Such wild demands for a sacrifice beg a multitude of questions, which are so ambiguously answered that you might as well not craft up anymore. Who are these lunatics, and where did they come from? Are Andrew and Eric being targeted for their status as a gay couple and parents of an adopted Chinese daughter? Has God chosen this family to choose the sacrifice in the eyes of witnesses (four strangers)? The only bits of answers we receive are doled-out flashbacks of Eric and Andrew’s early days of their relationship, including their adoption and a vicious attack in a bar. One’s perspective on this will vary considerably, but it becomes another test of one’s endurance due to Shyamalan’s intentions.
In layman’s terms, the feature oddly places heavy stress on some religious zealotry gone bonkers because these four warriors believe the family must save the world or else everyone else suffers. Cue the television for exposition on unthinkable atrocities occurring within the timeframes of each minute lost due to a failure of sacrifice. It’s as if Shyamalan wants to explore the Book of Revelation, The Holy Trinity, or the Execution of God in some mastermind scheme. So, the sexuality and confinement in the woods don’t necessarily matter here, as the film almost persuades you of Leonard’s indifferent, allegorical preachings.
Perhaps that has to do with Bautista’s exceptional performance as a muscular yet earnestly affecting individual whose obstinate attitude carries that pathos in this desolate situation. Groff and Aldridge compliment one another superbly with their perspectives, and Grint gets to shine with a jittery, hotheaded card for a few minutes. The camerawork and editing Shyamalan employs give excellent depth as the actors’ close-ups allow them to attempt to make logic of the situation, and Herdis Stefansdottir’s soundtrack keeps the stakes uneasy. It’s uncanny at times that you genuinely believe Shyamalan had returned to a form of his that once defined his aura when The Sixth Sense caught us off-guard over two decades prior.
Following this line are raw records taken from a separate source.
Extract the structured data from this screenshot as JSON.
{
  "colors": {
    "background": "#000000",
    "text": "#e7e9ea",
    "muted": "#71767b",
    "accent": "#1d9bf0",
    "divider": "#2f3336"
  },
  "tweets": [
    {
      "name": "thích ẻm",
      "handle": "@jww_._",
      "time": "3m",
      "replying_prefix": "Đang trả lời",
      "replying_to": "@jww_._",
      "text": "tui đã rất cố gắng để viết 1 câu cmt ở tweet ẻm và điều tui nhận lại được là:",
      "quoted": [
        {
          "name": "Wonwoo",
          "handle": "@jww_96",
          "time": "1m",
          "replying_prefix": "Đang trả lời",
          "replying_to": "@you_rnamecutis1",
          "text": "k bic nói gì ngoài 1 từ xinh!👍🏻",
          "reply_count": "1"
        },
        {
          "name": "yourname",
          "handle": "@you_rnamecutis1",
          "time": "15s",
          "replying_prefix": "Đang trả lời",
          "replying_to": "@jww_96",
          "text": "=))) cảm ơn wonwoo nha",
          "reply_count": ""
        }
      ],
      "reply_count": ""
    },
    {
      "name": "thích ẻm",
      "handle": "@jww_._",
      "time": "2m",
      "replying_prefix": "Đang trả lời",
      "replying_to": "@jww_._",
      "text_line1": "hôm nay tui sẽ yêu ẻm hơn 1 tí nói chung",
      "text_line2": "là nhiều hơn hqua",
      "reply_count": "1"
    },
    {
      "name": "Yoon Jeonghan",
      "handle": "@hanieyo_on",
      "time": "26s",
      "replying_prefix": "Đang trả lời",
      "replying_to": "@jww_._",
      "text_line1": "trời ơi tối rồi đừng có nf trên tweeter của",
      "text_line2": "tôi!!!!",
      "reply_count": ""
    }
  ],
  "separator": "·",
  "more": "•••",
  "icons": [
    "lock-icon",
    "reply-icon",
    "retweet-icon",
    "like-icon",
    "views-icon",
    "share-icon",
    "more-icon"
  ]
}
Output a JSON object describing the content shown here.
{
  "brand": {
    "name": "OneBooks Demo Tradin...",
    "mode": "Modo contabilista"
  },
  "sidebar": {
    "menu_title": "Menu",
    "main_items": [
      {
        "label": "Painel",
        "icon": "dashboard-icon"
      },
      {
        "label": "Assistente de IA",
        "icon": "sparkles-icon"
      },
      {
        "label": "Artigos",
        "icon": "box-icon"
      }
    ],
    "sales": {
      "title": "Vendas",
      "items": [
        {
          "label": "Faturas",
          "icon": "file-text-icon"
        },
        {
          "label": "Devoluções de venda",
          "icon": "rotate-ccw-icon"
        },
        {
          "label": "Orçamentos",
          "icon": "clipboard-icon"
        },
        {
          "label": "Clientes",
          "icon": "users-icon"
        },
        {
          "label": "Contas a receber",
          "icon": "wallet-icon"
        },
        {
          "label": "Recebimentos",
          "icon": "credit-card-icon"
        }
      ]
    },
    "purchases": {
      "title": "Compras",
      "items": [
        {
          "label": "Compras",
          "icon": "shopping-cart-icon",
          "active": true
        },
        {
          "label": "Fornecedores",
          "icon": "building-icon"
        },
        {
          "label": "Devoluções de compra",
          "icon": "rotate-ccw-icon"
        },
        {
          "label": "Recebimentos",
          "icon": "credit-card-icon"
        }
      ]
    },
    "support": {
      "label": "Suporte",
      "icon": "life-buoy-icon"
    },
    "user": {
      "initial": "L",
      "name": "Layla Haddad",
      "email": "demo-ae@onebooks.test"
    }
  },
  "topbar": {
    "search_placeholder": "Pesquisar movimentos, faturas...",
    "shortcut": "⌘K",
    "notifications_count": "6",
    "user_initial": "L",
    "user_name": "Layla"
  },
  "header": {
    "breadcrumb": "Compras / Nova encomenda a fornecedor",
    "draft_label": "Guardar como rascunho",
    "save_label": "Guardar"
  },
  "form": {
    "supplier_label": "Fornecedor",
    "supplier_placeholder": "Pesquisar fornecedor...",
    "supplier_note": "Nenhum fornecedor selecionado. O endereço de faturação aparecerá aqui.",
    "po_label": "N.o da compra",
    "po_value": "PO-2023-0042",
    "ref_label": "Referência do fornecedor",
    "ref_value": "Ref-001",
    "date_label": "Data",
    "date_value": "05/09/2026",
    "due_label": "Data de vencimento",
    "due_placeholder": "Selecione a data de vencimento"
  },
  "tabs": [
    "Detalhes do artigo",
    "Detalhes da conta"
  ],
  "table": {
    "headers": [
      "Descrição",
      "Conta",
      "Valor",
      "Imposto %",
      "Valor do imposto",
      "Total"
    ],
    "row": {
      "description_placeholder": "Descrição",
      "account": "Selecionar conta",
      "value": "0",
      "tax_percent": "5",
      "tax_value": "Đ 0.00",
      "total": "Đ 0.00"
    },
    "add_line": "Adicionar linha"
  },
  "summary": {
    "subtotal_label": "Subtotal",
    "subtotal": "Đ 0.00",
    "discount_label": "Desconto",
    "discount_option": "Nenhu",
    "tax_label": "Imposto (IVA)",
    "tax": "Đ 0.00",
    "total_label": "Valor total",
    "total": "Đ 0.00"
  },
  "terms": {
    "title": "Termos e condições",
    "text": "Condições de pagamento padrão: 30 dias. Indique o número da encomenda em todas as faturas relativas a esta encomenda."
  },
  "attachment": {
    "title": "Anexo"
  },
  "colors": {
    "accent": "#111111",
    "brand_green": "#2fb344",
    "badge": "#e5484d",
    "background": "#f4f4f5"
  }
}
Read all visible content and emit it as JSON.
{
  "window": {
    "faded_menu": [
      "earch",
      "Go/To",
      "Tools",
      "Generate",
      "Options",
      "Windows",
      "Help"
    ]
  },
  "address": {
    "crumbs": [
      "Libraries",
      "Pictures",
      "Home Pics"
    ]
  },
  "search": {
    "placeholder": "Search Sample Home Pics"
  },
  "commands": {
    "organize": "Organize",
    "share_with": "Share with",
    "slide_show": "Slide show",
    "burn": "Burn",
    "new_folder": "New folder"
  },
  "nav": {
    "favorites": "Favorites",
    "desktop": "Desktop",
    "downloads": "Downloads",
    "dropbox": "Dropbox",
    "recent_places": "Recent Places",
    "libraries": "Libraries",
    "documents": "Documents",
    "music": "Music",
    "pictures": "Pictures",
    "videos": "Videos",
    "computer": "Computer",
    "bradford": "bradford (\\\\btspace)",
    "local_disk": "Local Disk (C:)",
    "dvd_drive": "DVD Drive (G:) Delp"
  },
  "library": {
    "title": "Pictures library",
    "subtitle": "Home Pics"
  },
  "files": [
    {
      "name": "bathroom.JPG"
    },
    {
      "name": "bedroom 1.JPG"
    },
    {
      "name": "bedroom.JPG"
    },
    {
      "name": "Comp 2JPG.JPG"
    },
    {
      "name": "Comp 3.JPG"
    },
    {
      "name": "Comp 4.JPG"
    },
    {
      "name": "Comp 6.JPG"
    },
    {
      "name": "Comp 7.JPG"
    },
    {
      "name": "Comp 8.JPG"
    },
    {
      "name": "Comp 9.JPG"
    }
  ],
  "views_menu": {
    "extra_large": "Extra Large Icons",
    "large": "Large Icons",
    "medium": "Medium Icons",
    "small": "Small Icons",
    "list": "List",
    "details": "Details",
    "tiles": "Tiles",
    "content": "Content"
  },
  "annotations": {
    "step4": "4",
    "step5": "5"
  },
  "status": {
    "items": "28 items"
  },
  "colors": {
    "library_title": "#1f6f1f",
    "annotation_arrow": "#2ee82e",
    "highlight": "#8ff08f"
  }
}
However, Knock at the Cabin‘s greatest strength is also a knock on its most significant limitation. The more the claustrophobic story escalates, it meticulously unfolds into another psycho-thriller that’s uneven in tone and doesn’t amount to much once the credits roll except perplexion and frustration. The suspenseful guessing game becomes washed down due to a lack of visceral weight and tension. Maybe that’s not what Shyamalan’s intention was here, as prioritizing a fantastic exercise in filmmaking was a goal that exceeded expectations. But the practicality is viewers came in with the awareness that he was going to pull off some unbelievable twist, whether liked or not, and it ended up feeling like a cop-out.
The result we’re left with is a lacking thriller that could be compared to a lachrymose drama of how a family must fight for their love while terrorized by strangers. Yes, it sometimes works with its sharp angles and thoughtful compelling explanations, but it falls flat once it’s time to tie it all together and the realization that it fails to deviate from its dreary design. And not that Shyamalan needs any further nitpicking here, as his idiosyncratic mix of genius and absurdity is surprisingly bankable by sketching new ideas in today’s modern film environment. Maybe he is an underrated film genius, and audiences have turned a blind eye to his perfecting of subjecting us to unknown horrors while holding onto the power of faith.
Unfortunately, his lack of consistency puts quite a damper on Knock on the Cabin, a feature that stands out better than most of his other mediocre works. Possibly the next one will get Shyamalan a step closer to the roots of his fondly praised 1999 classic.